ENTRIES SHOWN »
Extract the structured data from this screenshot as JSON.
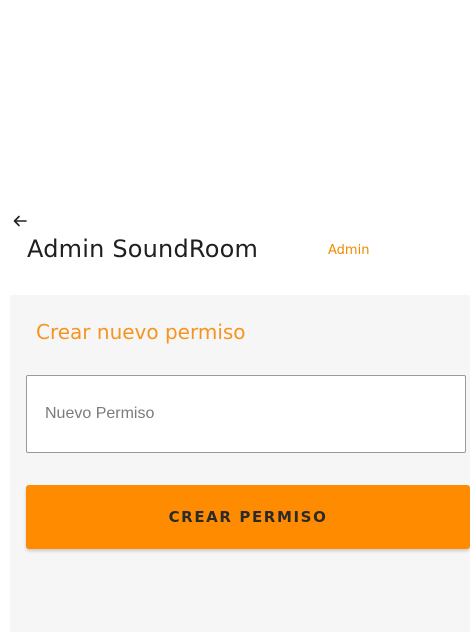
{
  "header": {
    "back_icon": "arrow-left-icon",
    "title": "Admin SoundRoom",
    "role": "Admin"
  },
  "form": {
    "heading": "Crear nuevo permiso",
    "input_placeholder": "Nuevo Permiso",
    "input_value": "",
    "submit_label": "CREAR PERMISO"
  },
  "colors": {
    "accent": "#ff8c00",
    "heading": "#f5951f",
    "role_text": "#f08a00",
    "panel_bg": "#f6f6f6"
  }
}
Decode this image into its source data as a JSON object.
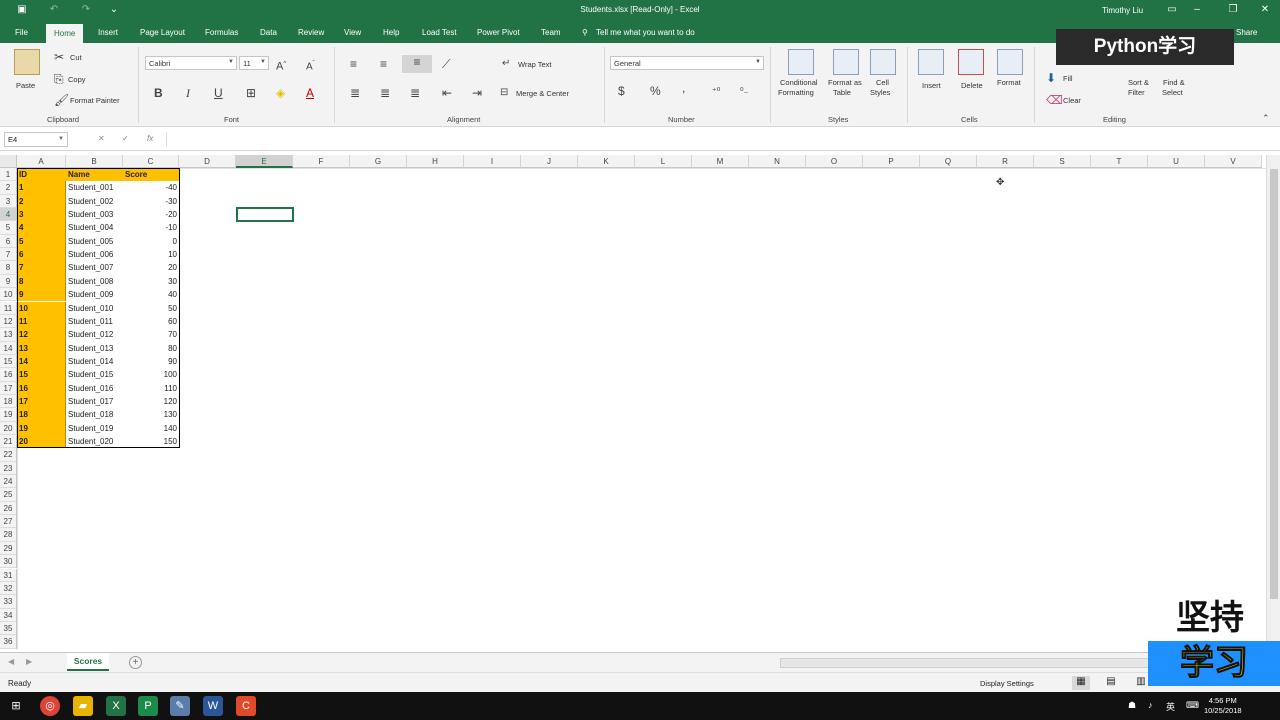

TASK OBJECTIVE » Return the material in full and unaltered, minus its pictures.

RESPONSE TO THIS EXERCISE »
Extract the structured data from this screenshot as JSON.
{
  "header": {
    "back_icon": "arrow-left-icon",
    "title": "Admin SoundRoom",
    "role": "Admin"
  },
  "form": {
    "heading": "Crear nuevo permiso",
    "input_placeholder": "Nuevo Permiso",
    "input_value": "",
    "submit_label": "CREAR PERMISO"
  },
  "colors": {
    "accent": "#ff8c00",
    "heading": "#f5951f",
    "role_text": "#f08a00",
    "panel_bg": "#f6f6f6"
  }
}
Decode this image into its source data as a JSON object.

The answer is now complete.